Among numerous other projects, Prof. Reinhardt was primary investigator on the Decolonizing the Diet Project (DDP) that focused on the impacts of a traditional Indigenous Great Lakes diet. DDP participants ate varying degrees of this Indigenous diet during the study period, resulting in general overall improvement in physical health while learning how to obtain and cook those regional Indigenous foods on a regular basis. The project also published the Decolonizing Diet Project Cookbook.
Ben Jacobs is co-owner of Tocabe: An American Indian Eatery, based in Denver, Colorado. Tocabe first opened its doors in December 2008 and added its second location in 2015 and a food truck last year. Tocabe is the only American Indian owned and operated restaurant in Metro Denver. Ben is a Tribal member of the Osage Nation located in north eastern Oklahoma.

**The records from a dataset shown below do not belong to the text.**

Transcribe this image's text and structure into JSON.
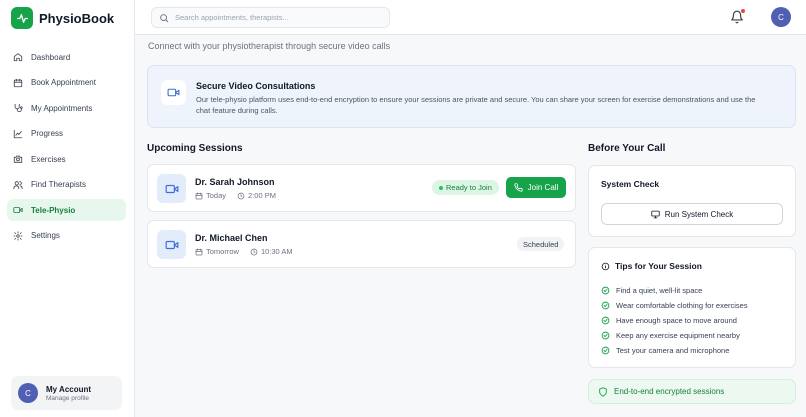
{
  "app": {
    "name": "PhysioBook"
  },
  "sidebar": {
    "items": [
      {
        "label": "Dashboard",
        "icon": "home-icon",
        "active": false
      },
      {
        "label": "Book Appointment",
        "icon": "calendar-icon",
        "active": false
      },
      {
        "label": "My Appointments",
        "icon": "stethoscope-icon",
        "active": false
      },
      {
        "label": "Progress",
        "icon": "chart-icon",
        "active": false
      },
      {
        "label": "Exercises",
        "icon": "camera-icon",
        "active": false
      },
      {
        "label": "Find Therapists",
        "icon": "users-icon",
        "active": false
      },
      {
        "label": "Tele-Physio",
        "icon": "video-icon",
        "active": true
      },
      {
        "label": "Settings",
        "icon": "gear-icon",
        "active": false
      }
    ],
    "account": {
      "initial": "C",
      "name": "My Account",
      "sub": "Manage profile"
    }
  },
  "topbar": {
    "search_placeholder": "Search appointments, therapists...",
    "avatar_initial": "C",
    "has_notification": true
  },
  "main": {
    "subtitle": "Connect with your physiotherapist through secure video calls",
    "banner": {
      "title": "Secure Video Consultations",
      "text": "Our tele-physio platform uses end-to-end encryption to ensure your sessions are private and secure. You can share your screen for exercise demonstrations and use the chat feature during calls."
    },
    "upcoming": {
      "title": "Upcoming Sessions",
      "sessions": [
        {
          "doctor": "Dr. Sarah Johnson",
          "day": "Today",
          "time": "2:00 PM",
          "status": "Ready to Join",
          "action": "Join Call"
        },
        {
          "doctor": "Dr. Michael Chen",
          "day": "Tomorrow",
          "time": "10:30 AM",
          "status": "Scheduled"
        }
      ]
    },
    "before_call": {
      "title": "Before Your Call",
      "system_check": {
        "title": "System Check",
        "button": "Run System Check"
      },
      "tips": {
        "title": "Tips for Your Session",
        "items": [
          "Find a quiet, well-lit space",
          "Wear comfortable clothing for exercises",
          "Have enough space to move around",
          "Keep any exercise equipment nearby",
          "Test your camera and microphone"
        ]
      },
      "encrypted_label": "End-to-end encrypted sessions"
    }
  },
  "colors": {
    "accent": "#16a34a",
    "avatar": "#4f5fb3",
    "video_blue": "#3b6fd8",
    "notification": "#ef4444"
  }
}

In addition to his work in founding Tocabe, Ben has actively worked to promote American Indian nutrition and healthy eating through workshop in Native communities, as well as advocacy in the Denver area. Part of his philosophy is a “Native first” approach to local foods that places heightened priority in sourcing from Tribal food producers.
Brian Yazzie (aka Yazzie The Cook) is a Navajo Chef from Dennehotso, AZ on the Navajo Nation. Chef Yazzie has a degree in Associate in Applied Science (AAS) in Culinary Arts from Saint Paul College. He caters private events and provides cooking demonstrations utilizing healthy Indigenous foods free of colonial ingredients.
As the Chef de Cuisine at The Sioux Chef, he enjoys collaborating with other cooks and chefs on Indigenous food projects. Chef Yazzie aspires to explore old and new delectable Indigenous cuisine creations and to educate all populations on the health benefits and possibilities of an Indigenous diet. Brian has previously partnered with the Intertribal Agriculture Council on Great Lakes Intertribal Food Summits at Gun Lake Pottawatomi and Red Lake, as well as the Taste of Madison.